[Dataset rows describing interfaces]
>>>
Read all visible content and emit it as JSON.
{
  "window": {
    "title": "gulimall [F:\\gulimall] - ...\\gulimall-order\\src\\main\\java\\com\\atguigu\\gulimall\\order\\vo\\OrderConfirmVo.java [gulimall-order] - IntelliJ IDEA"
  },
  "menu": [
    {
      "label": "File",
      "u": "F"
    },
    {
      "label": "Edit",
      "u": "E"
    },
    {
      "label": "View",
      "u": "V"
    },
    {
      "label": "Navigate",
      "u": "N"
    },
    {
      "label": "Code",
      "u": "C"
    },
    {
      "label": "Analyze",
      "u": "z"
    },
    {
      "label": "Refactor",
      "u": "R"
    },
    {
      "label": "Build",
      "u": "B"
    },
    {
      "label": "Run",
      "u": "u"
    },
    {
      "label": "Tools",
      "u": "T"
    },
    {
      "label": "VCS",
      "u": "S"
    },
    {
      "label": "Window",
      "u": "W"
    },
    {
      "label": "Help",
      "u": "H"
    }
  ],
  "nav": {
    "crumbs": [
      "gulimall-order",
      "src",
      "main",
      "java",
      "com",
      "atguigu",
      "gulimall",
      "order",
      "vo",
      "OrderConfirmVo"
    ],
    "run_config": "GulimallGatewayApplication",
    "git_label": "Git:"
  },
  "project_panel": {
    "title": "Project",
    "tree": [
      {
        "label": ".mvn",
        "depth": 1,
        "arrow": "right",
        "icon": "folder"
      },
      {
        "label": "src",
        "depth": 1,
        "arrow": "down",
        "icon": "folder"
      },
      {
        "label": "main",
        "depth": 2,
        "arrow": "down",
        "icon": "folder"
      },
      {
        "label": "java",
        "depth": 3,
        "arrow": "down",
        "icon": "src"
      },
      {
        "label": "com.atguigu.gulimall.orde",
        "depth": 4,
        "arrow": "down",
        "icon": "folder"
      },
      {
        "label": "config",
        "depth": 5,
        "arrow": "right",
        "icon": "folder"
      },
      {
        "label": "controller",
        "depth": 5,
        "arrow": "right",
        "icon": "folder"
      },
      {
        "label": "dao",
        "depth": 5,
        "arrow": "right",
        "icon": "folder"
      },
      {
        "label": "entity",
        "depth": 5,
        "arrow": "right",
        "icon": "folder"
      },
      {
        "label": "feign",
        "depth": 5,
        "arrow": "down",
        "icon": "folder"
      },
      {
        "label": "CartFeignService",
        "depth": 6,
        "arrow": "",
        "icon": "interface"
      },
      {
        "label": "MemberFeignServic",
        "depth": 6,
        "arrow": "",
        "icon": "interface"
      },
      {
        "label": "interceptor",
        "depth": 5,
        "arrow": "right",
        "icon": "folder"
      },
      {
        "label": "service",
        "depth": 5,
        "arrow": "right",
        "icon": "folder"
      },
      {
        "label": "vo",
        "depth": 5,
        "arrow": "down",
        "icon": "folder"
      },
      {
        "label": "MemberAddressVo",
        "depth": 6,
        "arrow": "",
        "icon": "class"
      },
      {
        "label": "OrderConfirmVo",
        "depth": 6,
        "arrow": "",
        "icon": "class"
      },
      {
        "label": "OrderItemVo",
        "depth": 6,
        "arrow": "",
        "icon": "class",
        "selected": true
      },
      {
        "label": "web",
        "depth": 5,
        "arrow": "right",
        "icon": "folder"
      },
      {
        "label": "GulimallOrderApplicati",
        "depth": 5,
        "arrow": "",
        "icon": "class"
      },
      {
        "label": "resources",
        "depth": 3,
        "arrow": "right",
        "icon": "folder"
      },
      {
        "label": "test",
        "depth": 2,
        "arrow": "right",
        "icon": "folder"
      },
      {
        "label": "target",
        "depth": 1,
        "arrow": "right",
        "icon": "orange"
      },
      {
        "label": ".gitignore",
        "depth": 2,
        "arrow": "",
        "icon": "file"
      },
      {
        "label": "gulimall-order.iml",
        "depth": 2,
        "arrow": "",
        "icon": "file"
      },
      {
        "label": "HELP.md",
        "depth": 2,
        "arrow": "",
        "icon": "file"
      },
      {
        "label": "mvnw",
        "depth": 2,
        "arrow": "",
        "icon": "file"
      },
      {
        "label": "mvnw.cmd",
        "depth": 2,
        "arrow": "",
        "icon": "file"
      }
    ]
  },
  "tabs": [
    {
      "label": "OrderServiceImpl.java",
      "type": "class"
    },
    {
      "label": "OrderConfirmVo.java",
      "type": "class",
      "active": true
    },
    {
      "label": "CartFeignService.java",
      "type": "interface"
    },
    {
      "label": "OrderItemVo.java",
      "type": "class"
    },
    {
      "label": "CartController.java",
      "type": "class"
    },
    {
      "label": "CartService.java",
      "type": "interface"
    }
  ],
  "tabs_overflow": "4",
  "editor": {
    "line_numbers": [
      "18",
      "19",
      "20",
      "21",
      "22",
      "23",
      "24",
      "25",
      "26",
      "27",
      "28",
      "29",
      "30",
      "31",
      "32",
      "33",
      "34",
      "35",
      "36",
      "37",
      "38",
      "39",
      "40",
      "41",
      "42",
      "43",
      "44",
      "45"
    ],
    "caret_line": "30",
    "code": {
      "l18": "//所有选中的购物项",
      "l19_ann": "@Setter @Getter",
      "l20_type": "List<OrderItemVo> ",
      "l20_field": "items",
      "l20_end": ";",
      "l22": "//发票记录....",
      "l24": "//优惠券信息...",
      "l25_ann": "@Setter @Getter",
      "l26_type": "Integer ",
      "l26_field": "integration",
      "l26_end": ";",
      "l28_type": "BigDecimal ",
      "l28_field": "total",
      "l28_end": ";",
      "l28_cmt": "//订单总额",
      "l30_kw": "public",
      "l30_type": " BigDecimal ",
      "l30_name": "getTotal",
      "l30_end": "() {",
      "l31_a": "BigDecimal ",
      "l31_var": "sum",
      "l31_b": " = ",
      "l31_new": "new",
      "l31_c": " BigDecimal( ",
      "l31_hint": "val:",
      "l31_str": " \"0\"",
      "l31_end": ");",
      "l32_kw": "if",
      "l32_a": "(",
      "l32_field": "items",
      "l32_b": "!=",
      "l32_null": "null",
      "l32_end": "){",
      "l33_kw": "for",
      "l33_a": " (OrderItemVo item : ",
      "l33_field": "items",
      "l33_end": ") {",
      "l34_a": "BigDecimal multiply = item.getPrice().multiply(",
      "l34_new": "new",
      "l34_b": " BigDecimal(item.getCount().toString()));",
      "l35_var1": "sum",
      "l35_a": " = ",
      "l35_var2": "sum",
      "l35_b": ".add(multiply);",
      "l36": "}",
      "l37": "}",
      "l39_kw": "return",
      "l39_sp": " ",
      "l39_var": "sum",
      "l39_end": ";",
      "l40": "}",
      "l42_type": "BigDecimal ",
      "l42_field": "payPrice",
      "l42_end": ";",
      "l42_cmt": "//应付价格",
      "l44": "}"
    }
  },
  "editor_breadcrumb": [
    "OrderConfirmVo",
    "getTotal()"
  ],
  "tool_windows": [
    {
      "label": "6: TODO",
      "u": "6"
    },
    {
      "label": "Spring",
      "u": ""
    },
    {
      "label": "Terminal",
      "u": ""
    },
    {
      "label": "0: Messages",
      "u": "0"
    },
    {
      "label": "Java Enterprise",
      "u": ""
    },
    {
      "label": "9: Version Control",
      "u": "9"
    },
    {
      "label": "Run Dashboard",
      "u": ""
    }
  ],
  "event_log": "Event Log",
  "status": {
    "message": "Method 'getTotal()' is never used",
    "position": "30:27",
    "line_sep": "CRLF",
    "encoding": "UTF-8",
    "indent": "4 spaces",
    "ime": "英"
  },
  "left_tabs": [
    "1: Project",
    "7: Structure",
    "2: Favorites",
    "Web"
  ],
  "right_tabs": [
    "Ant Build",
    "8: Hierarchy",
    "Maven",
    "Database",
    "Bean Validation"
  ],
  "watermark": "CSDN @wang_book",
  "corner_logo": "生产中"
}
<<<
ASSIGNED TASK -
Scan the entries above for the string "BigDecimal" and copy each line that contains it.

RESPONSE AREA -
      "l28_type": "BigDecimal ",
      "l30_type": " BigDecimal ",
      "l31_a": "BigDecimal ",
      "l31_c": " BigDecimal( ",
      "l34_a": "BigDecimal multiply = item.getPrice().multiply(",
      "l34_b": " BigDecimal(item.getCount().toString()));",
      "l42_type": "BigDecimal ",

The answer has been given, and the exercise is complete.